▸ **PROBLEM REQUIREMENTS**
Please write out the line containing "Output a JSON" and each line after it through the end of the data, exactly, and nothing else.

[Records from a dataset]
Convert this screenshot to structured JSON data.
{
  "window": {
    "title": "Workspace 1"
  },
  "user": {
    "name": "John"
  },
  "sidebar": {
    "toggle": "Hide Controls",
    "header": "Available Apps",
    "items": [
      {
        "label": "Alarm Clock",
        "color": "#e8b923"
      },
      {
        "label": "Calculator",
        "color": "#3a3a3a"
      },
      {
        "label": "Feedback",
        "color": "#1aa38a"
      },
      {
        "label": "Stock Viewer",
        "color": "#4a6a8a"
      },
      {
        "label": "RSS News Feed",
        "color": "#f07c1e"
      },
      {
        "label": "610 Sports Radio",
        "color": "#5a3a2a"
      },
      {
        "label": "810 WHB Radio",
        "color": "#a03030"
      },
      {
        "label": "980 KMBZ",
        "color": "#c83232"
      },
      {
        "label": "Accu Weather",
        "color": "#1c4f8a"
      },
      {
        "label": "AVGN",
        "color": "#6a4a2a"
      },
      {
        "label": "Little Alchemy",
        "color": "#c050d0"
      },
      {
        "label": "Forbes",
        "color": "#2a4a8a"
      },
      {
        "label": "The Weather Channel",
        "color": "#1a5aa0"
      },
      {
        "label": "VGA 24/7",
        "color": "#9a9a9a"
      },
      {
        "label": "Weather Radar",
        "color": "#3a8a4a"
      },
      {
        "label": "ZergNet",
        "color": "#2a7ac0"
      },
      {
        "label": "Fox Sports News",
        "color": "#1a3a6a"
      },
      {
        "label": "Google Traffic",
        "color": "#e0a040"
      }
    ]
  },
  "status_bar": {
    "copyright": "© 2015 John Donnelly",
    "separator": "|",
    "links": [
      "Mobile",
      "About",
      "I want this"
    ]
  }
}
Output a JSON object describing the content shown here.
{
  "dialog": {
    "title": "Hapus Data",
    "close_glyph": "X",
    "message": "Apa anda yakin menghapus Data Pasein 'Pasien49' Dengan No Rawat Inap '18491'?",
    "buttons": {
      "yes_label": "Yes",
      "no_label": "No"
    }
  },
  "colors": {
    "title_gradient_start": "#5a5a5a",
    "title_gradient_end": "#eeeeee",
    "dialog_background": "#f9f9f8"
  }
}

▸ **SOLUTION TO THIS PROBLEM**
Output a JSON object describing the content shown here.
{
  "dialog": {
    "title": "Hapus Data",
    "close_glyph": "X",
    "message": "Apa anda yakin menghapus Data Pasein 'Pasien49' Dengan No Rawat Inap '18491'?",
    "buttons": {
      "yes_label": "Yes",
      "no_label": "No"
    }
  },
  "colors": {
    "title_gradient_start": "#5a5a5a",
    "title_gradient_end": "#eeeeee",
    "dialog_background": "#f9f9f8"
  }
}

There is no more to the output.